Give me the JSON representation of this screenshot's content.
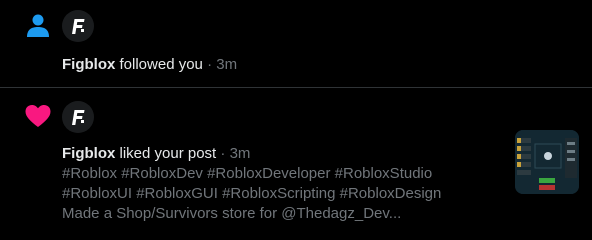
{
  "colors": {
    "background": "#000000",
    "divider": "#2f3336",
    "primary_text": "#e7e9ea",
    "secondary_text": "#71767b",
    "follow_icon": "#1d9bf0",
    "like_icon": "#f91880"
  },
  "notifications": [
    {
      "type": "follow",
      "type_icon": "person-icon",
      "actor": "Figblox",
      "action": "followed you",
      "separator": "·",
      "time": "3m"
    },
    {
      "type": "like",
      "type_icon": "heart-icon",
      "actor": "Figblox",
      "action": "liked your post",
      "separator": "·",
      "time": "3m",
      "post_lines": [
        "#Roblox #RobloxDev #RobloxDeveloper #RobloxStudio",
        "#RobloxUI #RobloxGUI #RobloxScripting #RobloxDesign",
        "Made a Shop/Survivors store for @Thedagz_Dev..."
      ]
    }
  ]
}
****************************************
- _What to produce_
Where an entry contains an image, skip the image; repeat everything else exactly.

- _Solution to the exercise_
Give me the JSON representation of this screenshot's content.
{
  "colors": {
    "background": "#000000",
    "divider": "#2f3336",
    "primary_text": "#e7e9ea",
    "secondary_text": "#71767b",
    "follow_icon": "#1d9bf0",
    "like_icon": "#f91880"
  },
  "notifications": [
    {
      "type": "follow",
      "type_icon": "person-icon",
      "actor": "Figblox",
      "action": "followed you",
      "separator": "·",
      "time": "3m"
    },
    {
      "type": "like",
      "type_icon": "heart-icon",
      "actor": "Figblox",
      "action": "liked your post",
      "separator": "·",
      "time": "3m",
      "post_lines": [
        "#Roblox #RobloxDev #RobloxDeveloper #RobloxStudio",
        "#RobloxUI #RobloxGUI #RobloxScripting #RobloxDesign",
        "Made a Shop/Survivors store for @Thedagz_Dev..."
      ]
    }
  ]
}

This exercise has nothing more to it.